Segment Start: SUPPLIED ENTRIES

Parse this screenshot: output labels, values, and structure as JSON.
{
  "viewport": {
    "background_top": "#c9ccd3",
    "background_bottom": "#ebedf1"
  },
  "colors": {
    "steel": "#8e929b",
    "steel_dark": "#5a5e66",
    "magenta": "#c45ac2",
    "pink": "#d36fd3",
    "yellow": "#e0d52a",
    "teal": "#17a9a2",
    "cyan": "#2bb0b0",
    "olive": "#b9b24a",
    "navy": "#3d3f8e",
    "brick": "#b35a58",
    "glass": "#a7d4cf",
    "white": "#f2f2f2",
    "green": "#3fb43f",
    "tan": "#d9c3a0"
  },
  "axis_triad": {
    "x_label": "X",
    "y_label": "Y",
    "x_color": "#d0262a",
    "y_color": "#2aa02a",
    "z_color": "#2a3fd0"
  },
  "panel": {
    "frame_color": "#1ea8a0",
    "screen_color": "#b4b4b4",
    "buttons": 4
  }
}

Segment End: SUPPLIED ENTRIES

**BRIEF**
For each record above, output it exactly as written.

**YOUR SOLUTION**
Parse this screenshot: output labels, values, and structure as JSON.
{
  "viewport": {
    "background_top": "#c9ccd3",
    "background_bottom": "#ebedf1"
  },
  "colors": {
    "steel": "#8e929b",
    "steel_dark": "#5a5e66",
    "magenta": "#c45ac2",
    "pink": "#d36fd3",
    "yellow": "#e0d52a",
    "teal": "#17a9a2",
    "cyan": "#2bb0b0",
    "olive": "#b9b24a",
    "navy": "#3d3f8e",
    "brick": "#b35a58",
    "glass": "#a7d4cf",
    "white": "#f2f2f2",
    "green": "#3fb43f",
    "tan": "#d9c3a0"
  },
  "axis_triad": {
    "x_label": "X",
    "y_label": "Y",
    "x_color": "#d0262a",
    "y_color": "#2aa02a",
    "z_color": "#2a3fd0"
  },
  "panel": {
    "frame_color": "#1ea8a0",
    "screen_color": "#b4b4b4",
    "buttons": 4
  }
}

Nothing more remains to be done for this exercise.